For the data below, report how many lines contain the string "icon" and write nothing more.

- Opening Delimiter -

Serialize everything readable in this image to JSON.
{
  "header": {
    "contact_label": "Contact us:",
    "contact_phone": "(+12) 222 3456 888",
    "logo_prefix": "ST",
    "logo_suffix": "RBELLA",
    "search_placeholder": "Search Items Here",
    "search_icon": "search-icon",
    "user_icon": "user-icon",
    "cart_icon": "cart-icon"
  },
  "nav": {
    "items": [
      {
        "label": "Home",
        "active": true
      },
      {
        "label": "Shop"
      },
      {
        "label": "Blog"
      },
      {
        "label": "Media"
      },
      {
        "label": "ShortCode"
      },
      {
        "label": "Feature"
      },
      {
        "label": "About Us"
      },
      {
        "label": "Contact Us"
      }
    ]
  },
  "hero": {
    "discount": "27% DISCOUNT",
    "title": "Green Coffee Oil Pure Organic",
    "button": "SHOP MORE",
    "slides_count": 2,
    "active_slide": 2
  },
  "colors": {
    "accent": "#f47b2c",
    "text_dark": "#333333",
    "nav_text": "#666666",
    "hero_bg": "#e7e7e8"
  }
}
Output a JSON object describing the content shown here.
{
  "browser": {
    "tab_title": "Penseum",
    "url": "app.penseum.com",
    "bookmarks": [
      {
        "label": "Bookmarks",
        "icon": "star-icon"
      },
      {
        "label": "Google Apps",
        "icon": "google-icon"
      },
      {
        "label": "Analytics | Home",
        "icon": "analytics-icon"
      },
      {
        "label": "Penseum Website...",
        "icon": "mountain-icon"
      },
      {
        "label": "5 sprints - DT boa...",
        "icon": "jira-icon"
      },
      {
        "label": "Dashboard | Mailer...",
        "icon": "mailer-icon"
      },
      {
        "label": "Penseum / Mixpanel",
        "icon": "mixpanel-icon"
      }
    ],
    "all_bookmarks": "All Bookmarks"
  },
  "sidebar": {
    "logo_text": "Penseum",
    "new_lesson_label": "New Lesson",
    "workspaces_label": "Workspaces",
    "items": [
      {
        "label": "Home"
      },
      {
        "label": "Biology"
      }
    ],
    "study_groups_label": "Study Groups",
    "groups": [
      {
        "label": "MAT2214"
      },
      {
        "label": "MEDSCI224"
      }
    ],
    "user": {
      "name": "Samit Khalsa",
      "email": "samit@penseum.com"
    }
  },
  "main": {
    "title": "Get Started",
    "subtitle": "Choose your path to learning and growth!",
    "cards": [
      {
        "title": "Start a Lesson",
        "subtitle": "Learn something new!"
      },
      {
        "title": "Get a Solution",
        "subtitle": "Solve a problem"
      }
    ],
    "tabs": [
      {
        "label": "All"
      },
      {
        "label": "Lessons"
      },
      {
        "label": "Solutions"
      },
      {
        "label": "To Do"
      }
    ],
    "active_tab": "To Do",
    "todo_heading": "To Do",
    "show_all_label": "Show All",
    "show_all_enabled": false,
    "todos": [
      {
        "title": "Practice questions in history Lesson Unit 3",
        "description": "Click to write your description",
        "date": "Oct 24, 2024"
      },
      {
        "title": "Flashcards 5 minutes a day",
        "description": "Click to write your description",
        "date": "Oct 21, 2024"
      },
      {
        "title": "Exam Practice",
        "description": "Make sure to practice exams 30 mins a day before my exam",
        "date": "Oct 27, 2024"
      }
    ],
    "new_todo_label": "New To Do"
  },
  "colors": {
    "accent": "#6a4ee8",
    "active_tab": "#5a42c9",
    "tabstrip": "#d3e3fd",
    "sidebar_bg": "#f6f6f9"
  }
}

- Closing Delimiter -

▶ _Exercise answer_: 10